I am constantly reposting and retweeting information that comes from social media pages of Union clubs and organizations, he says.
Union was one of the first school districts to create a Facebook fan page, and, soon after, it added a youtube channel in order to offer more engagement opportunities with its publics.
“As those platforms became more acceptable, we did more with them,” Vore says.
While endeavoring to remain current in its communication methods, the department also has to remain focused on what is fiscally responsible for the district, notes Haas-Bethell. One such situation, a few years ago, involved the question of whether to create an app for the district as mobile devices and smartphones grew in their all-purpose use.

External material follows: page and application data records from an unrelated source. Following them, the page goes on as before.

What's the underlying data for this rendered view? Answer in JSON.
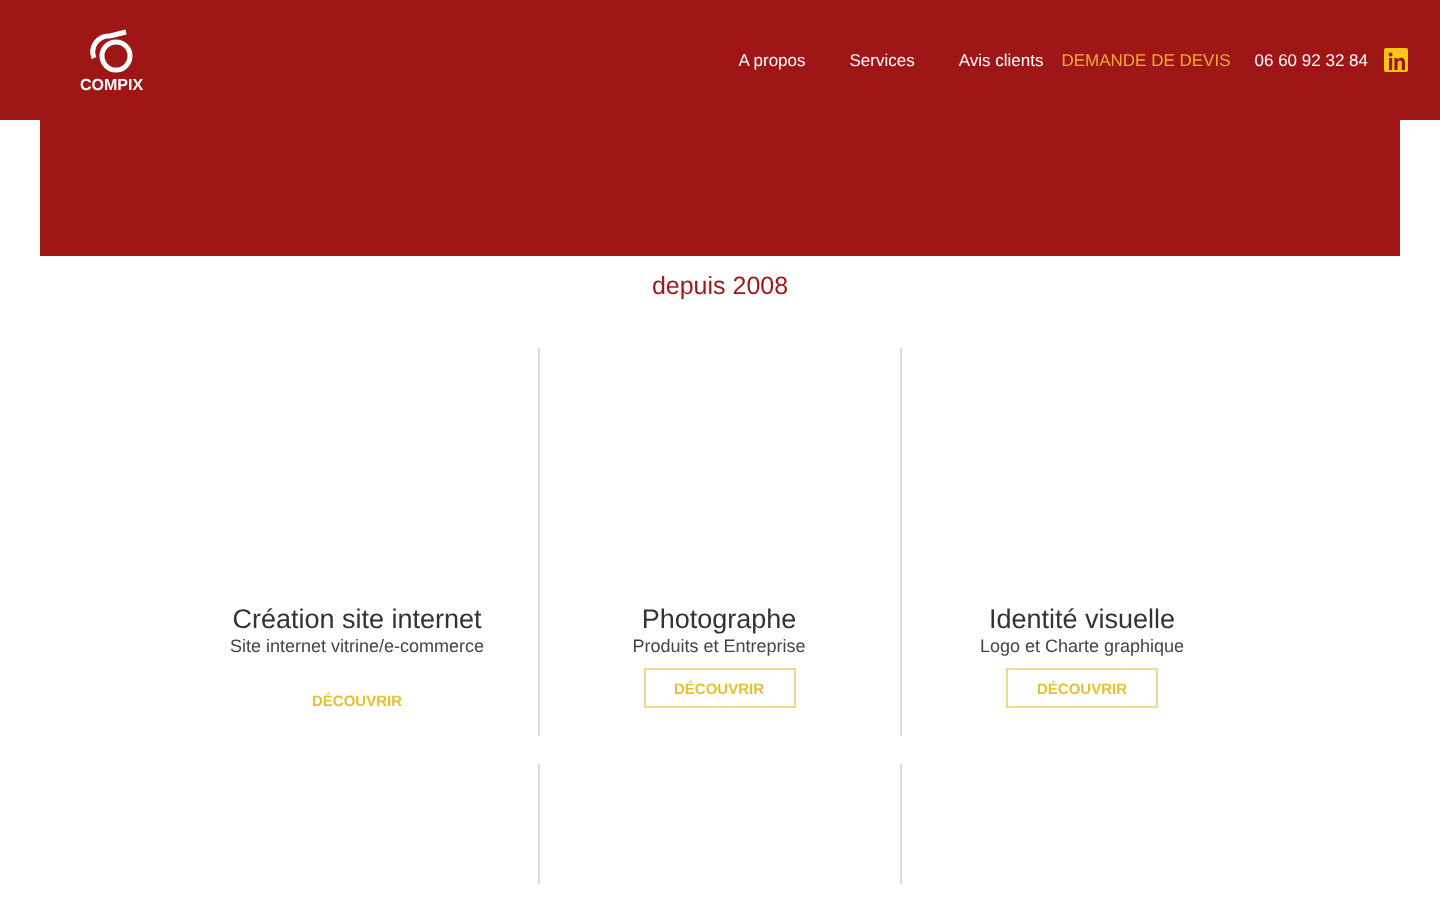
{
  "header": {
    "logo_text": "COMPIX",
    "nav": [
      {
        "label": "A propos",
        "highlighted": false
      },
      {
        "label": "Services",
        "highlighted": false
      },
      {
        "label": "Avis clients",
        "highlighted": false
      },
      {
        "label": "DEMANDE DE DEVIS",
        "highlighted": true
      }
    ],
    "phone": "06 60 92 32 84"
  },
  "tagline": "depuis 2008",
  "services": [
    {
      "title": "Création site internet",
      "subtitle": "Site internet vitrine/e-commerce",
      "button": "DÉCOUVRIR",
      "outlined": false
    },
    {
      "title": "Photographe",
      "subtitle": "Produits et Entreprise",
      "button": "DÉCOUVRIR",
      "outlined": true
    },
    {
      "title": "Identité visuelle",
      "subtitle": "Logo et Charte graphique",
      "button": "DÉCOUVRIR",
      "outlined": true
    }
  ]
}
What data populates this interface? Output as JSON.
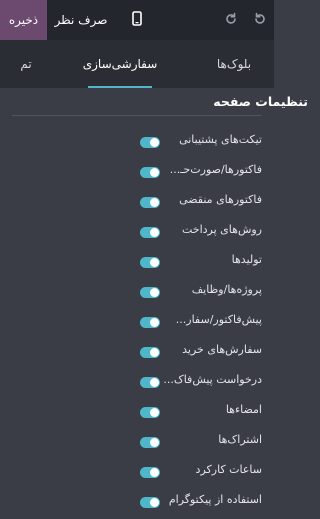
{
  "toolbar": {
    "save_label": "ذخیره",
    "discard_label": "صرف نظر",
    "accent_color": "#6c4a6f"
  },
  "tabs": [
    {
      "label": "بلوک‌ها",
      "active": false
    },
    {
      "label": "سفارشی‌سازی",
      "active": true
    },
    {
      "label": "تم",
      "active": false
    }
  ],
  "section": {
    "title": "تنظیمات صفحه"
  },
  "options": [
    {
      "label": "تیکت‌های پشتیبانی",
      "enabled": true
    },
    {
      "label": "فاکتورها/صورت‌حـ...",
      "enabled": true
    },
    {
      "label": "فاکتورهای منقضی",
      "enabled": true
    },
    {
      "label": "روش‌های پرداخت",
      "enabled": true
    },
    {
      "label": "تولیدها",
      "enabled": true
    },
    {
      "label": "پروژه‌ها/وظایف",
      "enabled": true
    },
    {
      "label": "پیش‌فاکتور/سفار...",
      "enabled": true
    },
    {
      "label": "سفارش‌های خرید",
      "enabled": true
    },
    {
      "label": "درخواست پیش‌فاک...",
      "enabled": true
    },
    {
      "label": "امضاءها",
      "enabled": true
    },
    {
      "label": "اشتراک‌ها",
      "enabled": true
    },
    {
      "label": "ساعات کارکرد",
      "enabled": true
    },
    {
      "label": "استفاده از پیکتوگرام",
      "enabled": true
    }
  ],
  "icons": {
    "mobile": "mobile-preview-icon",
    "redo": "redo-icon",
    "undo": "undo-icon"
  },
  "colors": {
    "toggle_on": "#4fb7c9",
    "panel_bg": "#3a3d46",
    "topbar_bg": "#24262d"
  }
}
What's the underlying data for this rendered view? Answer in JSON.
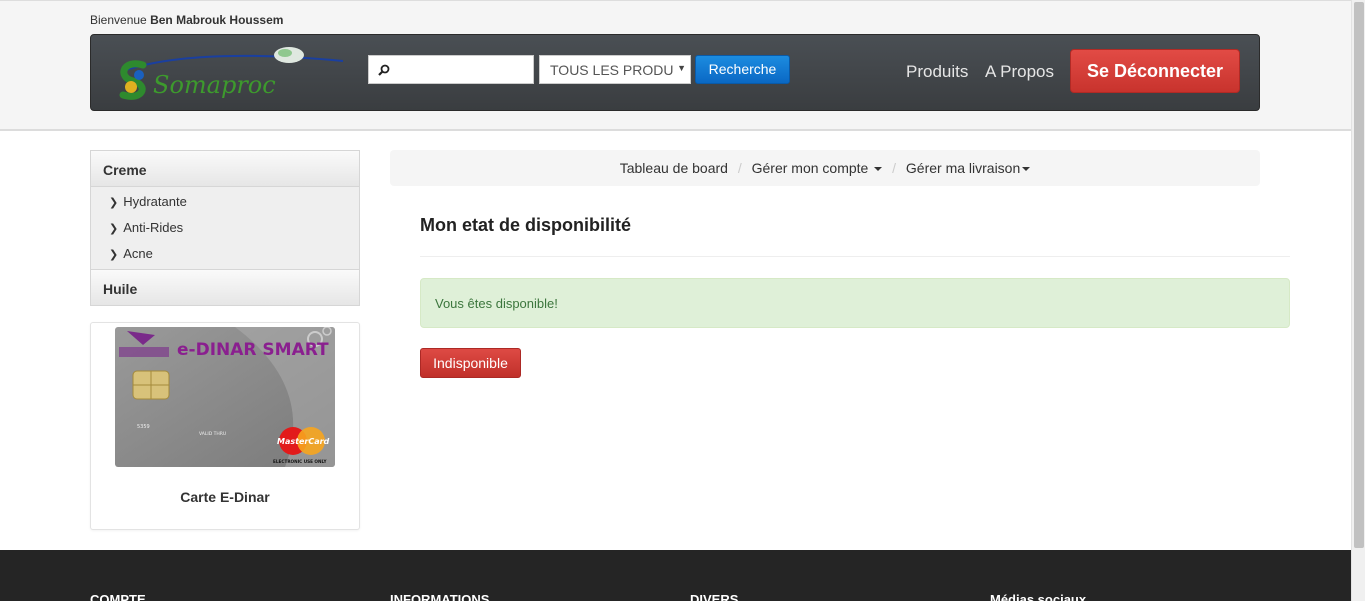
{
  "header": {
    "welcome_prefix": "Bienvenue",
    "user_name": "Ben Mabrouk Houssem",
    "logo_text": "Somaproc",
    "search": {
      "placeholder": "",
      "value": ""
    },
    "category_select": {
      "selected": "TOUS LES PRODU"
    },
    "search_button": "Recherche",
    "nav": {
      "produits": "Produits",
      "apropos": "A Propos"
    },
    "logout_button": "Se Déconnecter"
  },
  "sidebar": {
    "categories": [
      {
        "label": "Creme",
        "items": [
          "Hydratante",
          "Anti-Rides",
          "Acne"
        ]
      },
      {
        "label": "Huile",
        "items": []
      }
    ],
    "card": {
      "brand": "e-DINAR SMART",
      "network": "MasterCard",
      "card_number_hint": "5359",
      "valid_thru": "VALID THRU",
      "electronic": "ELECTRONIC USE ONLY",
      "caption": "Carte E-Dinar"
    }
  },
  "breadcrumb": {
    "dashboard": "Tableau de board",
    "account": "Gérer mon compte",
    "delivery": "Gérer ma livraison"
  },
  "main": {
    "title": "Mon etat de disponibilité",
    "alert": "Vous êtes disponible!",
    "unavailable_button": "Indisponible"
  },
  "footer": {
    "col1": "COMPTE",
    "col2": "INFORMATIONS",
    "col3": "DIVERS",
    "col4": "Médias sociaux"
  },
  "colors": {
    "navbar": "#3f4347",
    "primary": "#0a68c4",
    "danger": "#c8332d",
    "success_bg": "#dff0d8",
    "success_text": "#3c763d",
    "footer": "#252525"
  }
}
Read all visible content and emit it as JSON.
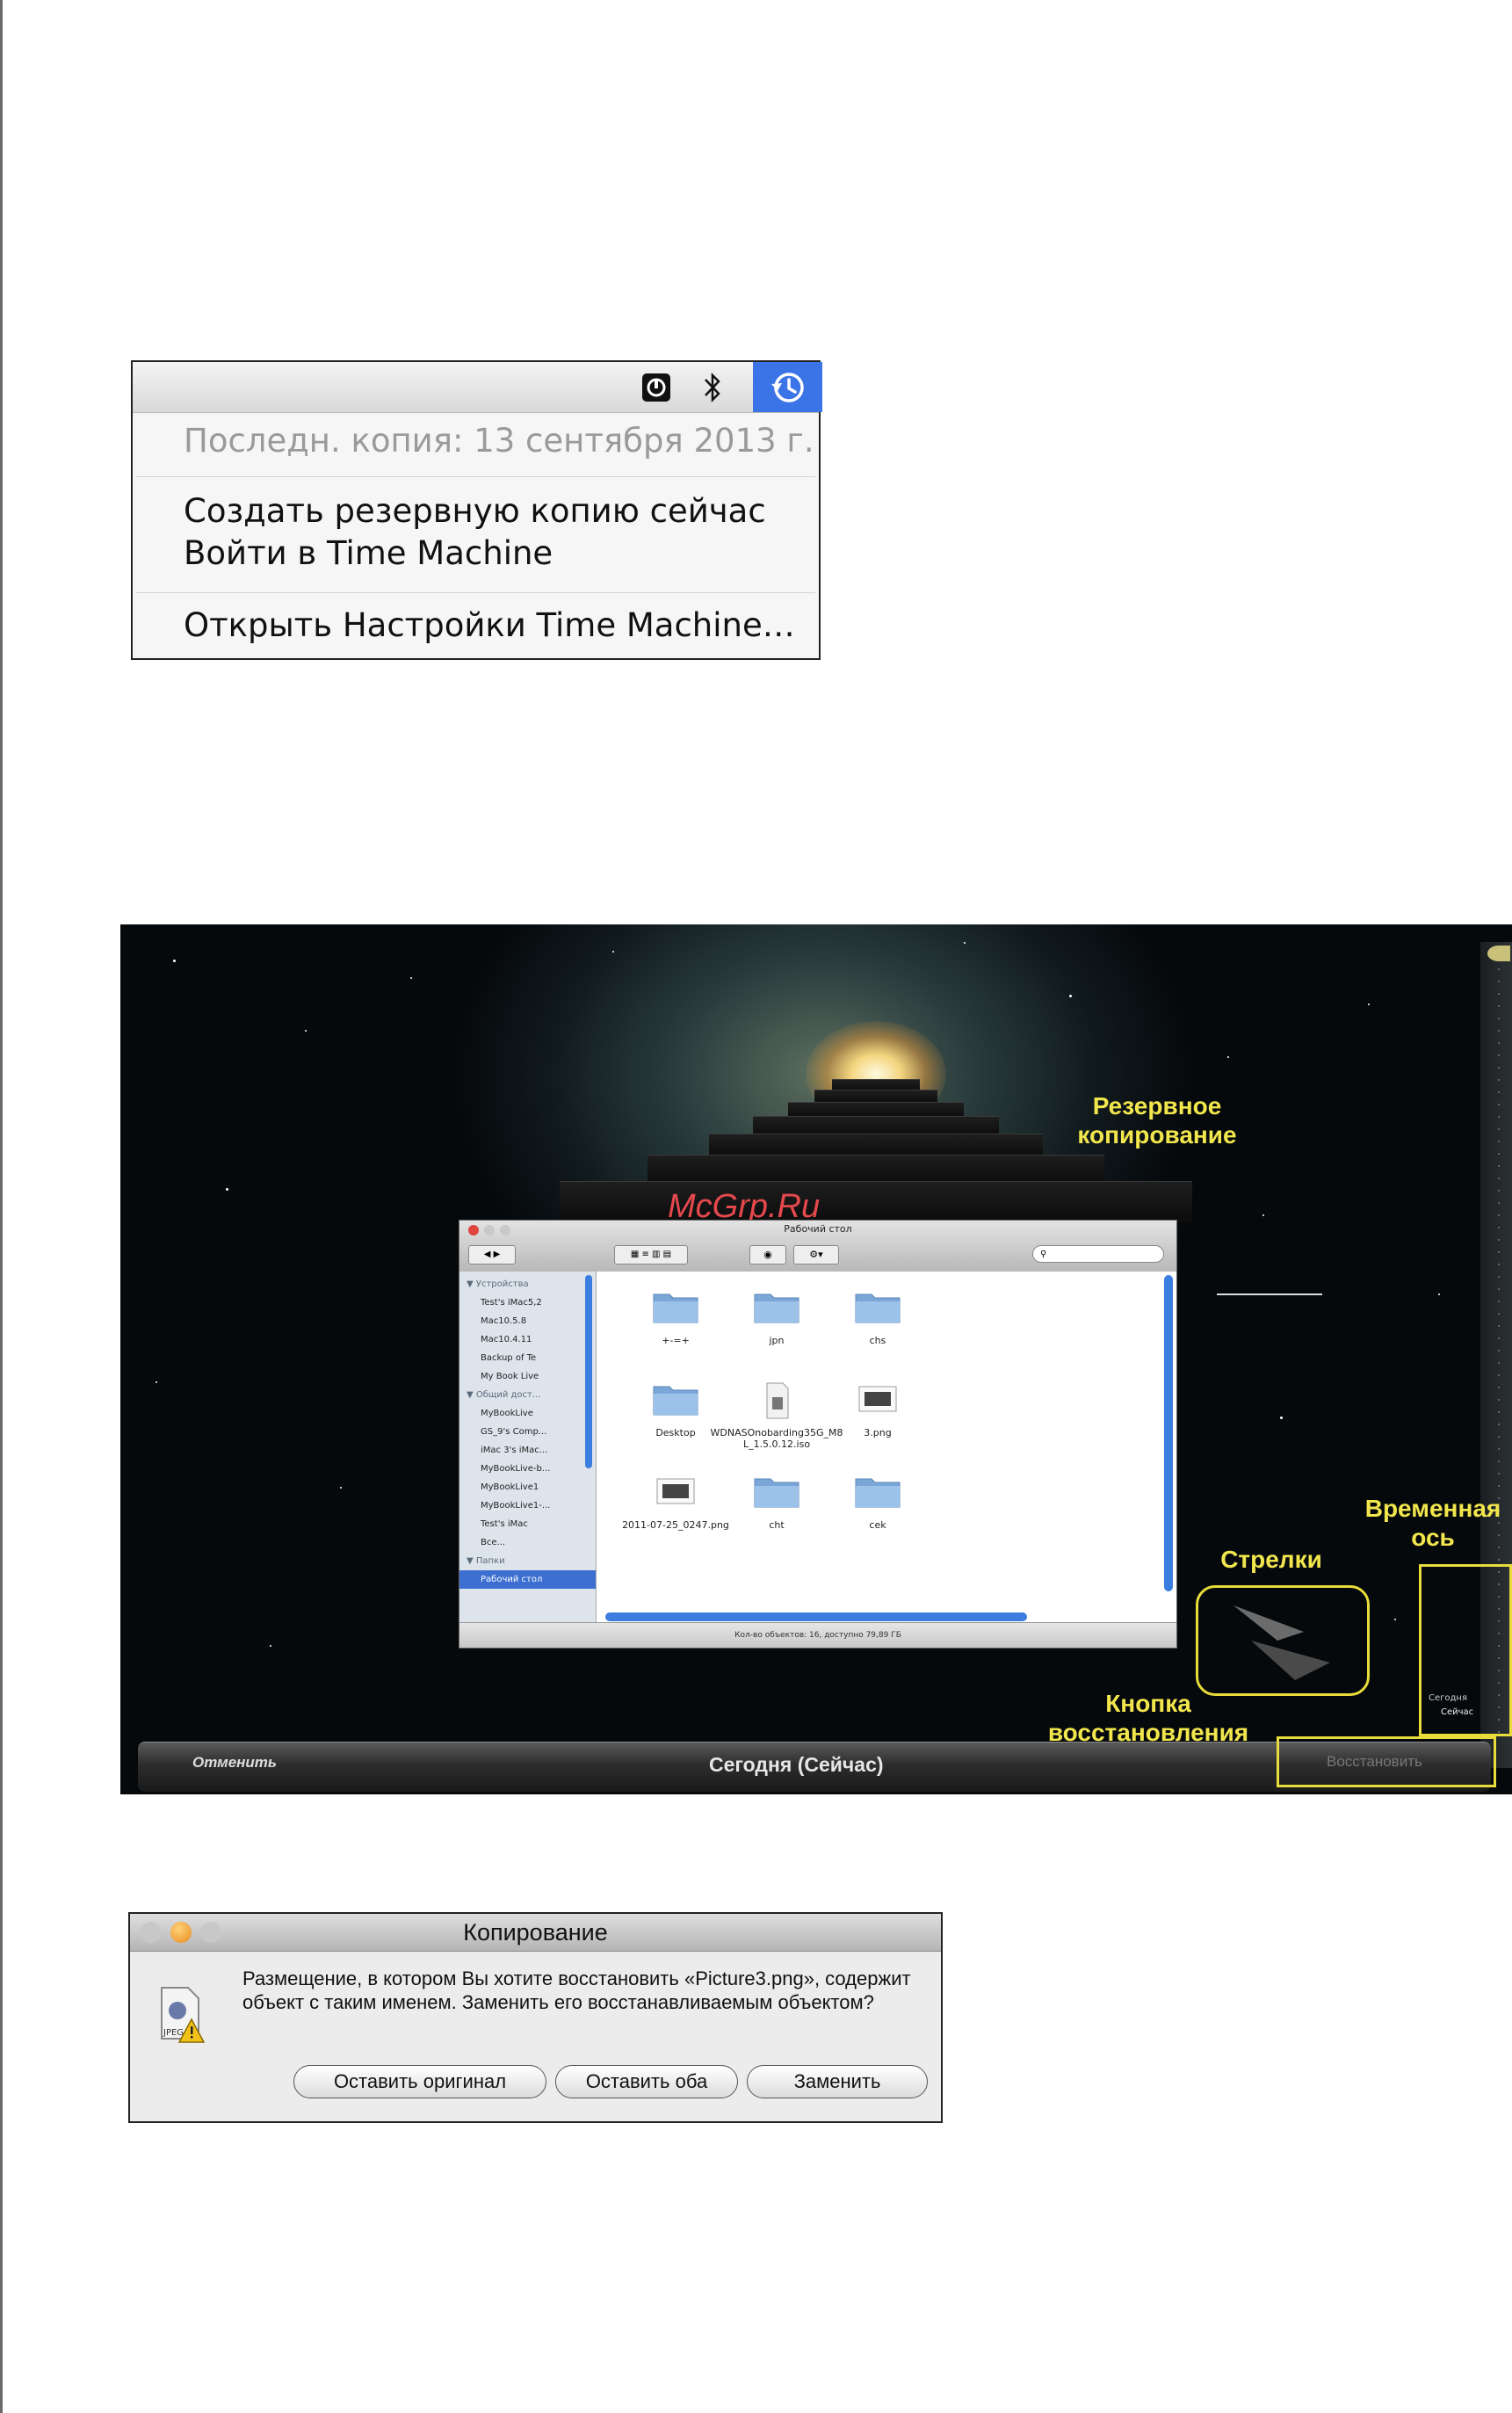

“When attending school events, I would see all of the parents on their mobile devices,” says Vore, driving home the point that mobile device compatibility was the way of the future for online content.
However, “an app would have cost us a lot of money and created double the work for us,” Haas-Bethell says.
Instead, the department saw as its best option to create a responsive website that “responds” to individual users’ mobile devices by adapting the website’s size and other factors to their device.
The school district’s responsive site launched two years ago, along with its video section on the main page that highlights school news, extracurricular activities and reminders of upcoming events.
Previously, videos had been included with individual stories on the website, says Vore, but this feature allows individuals to access videos separately.
The bottom line in all of Union’s communication methods is flexibility and willingness to adapt, says Haas-Bethell.
“It’s not one size fits all,” adds Payne. “We can’t stop using the old methods, but we have to find new ways, too.”
That, as Haas-Bethell sums it up, is the epitome of all that Union stands for: “It’s all about the Union Way: striving for excellence in all we do. As a department, we try to portray that.”